Twiggy is a larger than life figure in Australian business and has done much that should be admired.  But his latest call for governments – any government will do – to ‘do something’ sits right there alongside his call for the Australia’s iron ore majors to form a cartel.  It’s not exactly clear what he’d like the government to do: set production quotas for the individual iron ore companies?

It reminds me of a story told to me by Bob Bunning more than a decade ago when his family owned the Bunnings business.  At the time there was a lot of public discussion around wood chip licenses which had to be renewed annually. I asked Bob: how does a Board make major capital investment decisions when you have to go cap in hand to the Government every year for export licenses?    

Ironically, it turns out the industry asked for export licenses to be introduced.  Back in about the 60’s the Japanese woodchip buyers used to come to Australia to negotiate pricing.  They invariably picked on the small players who had little negotiating power and settled prices which were ‘too low’ but then set a benchmark for the negotiations with the majors.  The major players at the time thought it would be a good idea for the government to impose annual export licenses, so that they could block the smaller guys from selling ‘too low’ through denying export licenses. 

The government did just as the industry asked.  And as the years went by, what seemed like a good idea at the time became a nightmare for modern investment decisions in the industry.

Not just Twiggy, but many in the iron ore industry seem to think we are ‘giving it away’ at $50/t.  In reality, if pricing since 2003 had followed the trends of the previous 30 plus years, the price today would be less than $30/t … if you want to read more about that, have a look at one of my recent blogs: Take a deep breath: iron ore markets are doing what you would expect them to do

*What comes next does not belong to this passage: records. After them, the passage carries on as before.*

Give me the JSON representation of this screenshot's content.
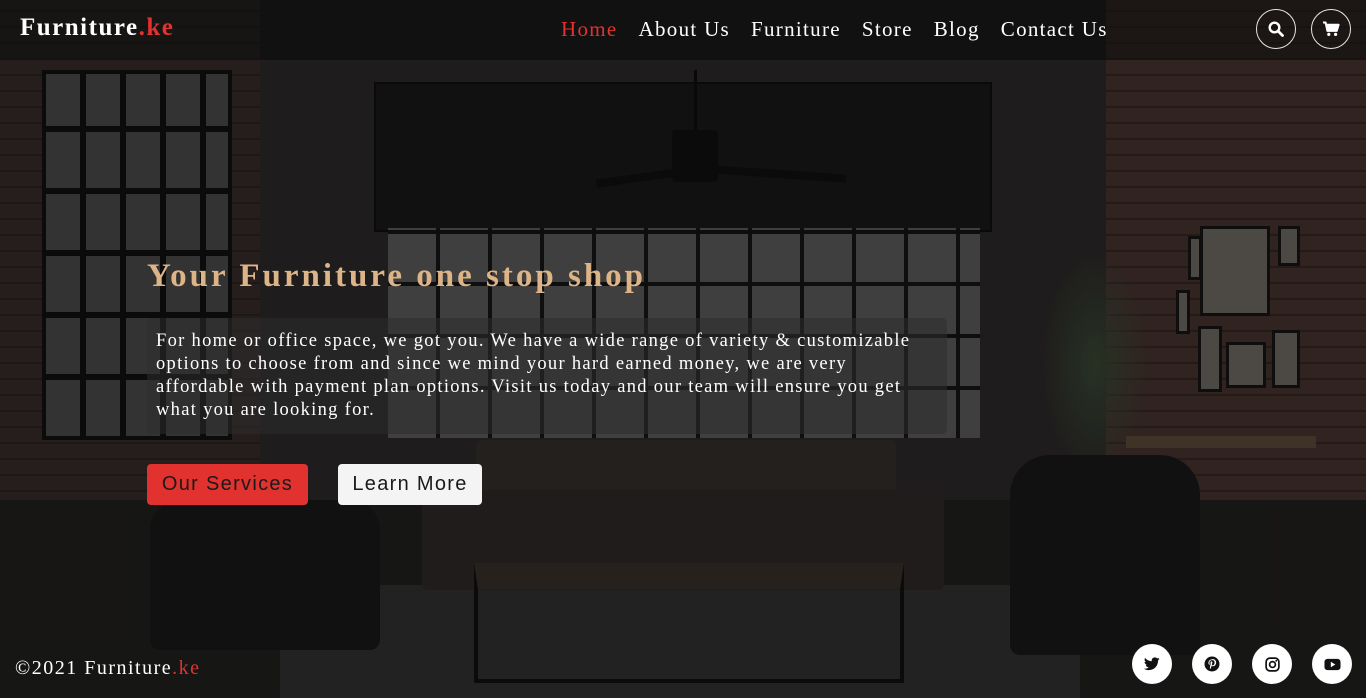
{
  "header": {
    "logo": {
      "main": "Furniture",
      "accent": ".ke"
    },
    "nav": [
      {
        "label": "Home",
        "active": true
      },
      {
        "label": "About Us",
        "active": false
      },
      {
        "label": "Furniture",
        "active": false
      },
      {
        "label": "Store",
        "active": false
      },
      {
        "label": "Blog",
        "active": false
      },
      {
        "label": "Contact Us",
        "active": false
      }
    ],
    "icons": [
      "search-icon",
      "cart-icon"
    ]
  },
  "hero": {
    "title": "Your Furniture one stop shop",
    "description": "For home or office space, we got you. We have a wide range of variety & customizable options to choose from and since we mind your hard earned money, we are very affordable with payment plan options. Visit us today and our team will ensure you get what you are looking for.",
    "primary_button": "Our Services",
    "secondary_button": "Learn More"
  },
  "footer": {
    "copyright": "©2021 Furniture",
    "copyright_accent": ".ke",
    "social": [
      "twitter-icon",
      "pinterest-icon",
      "instagram-icon",
      "youtube-icon"
    ]
  },
  "colors": {
    "accent": "#e2322f",
    "title": "#ddb487",
    "button_light": "#f4f4f4"
  }
}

I understand Twiggy’s campaign … he’s doing everything he can for his shareholders, and there are few as persuasive as Twiggy.  I wonder what advice Bob Bunning might offer Twiggy?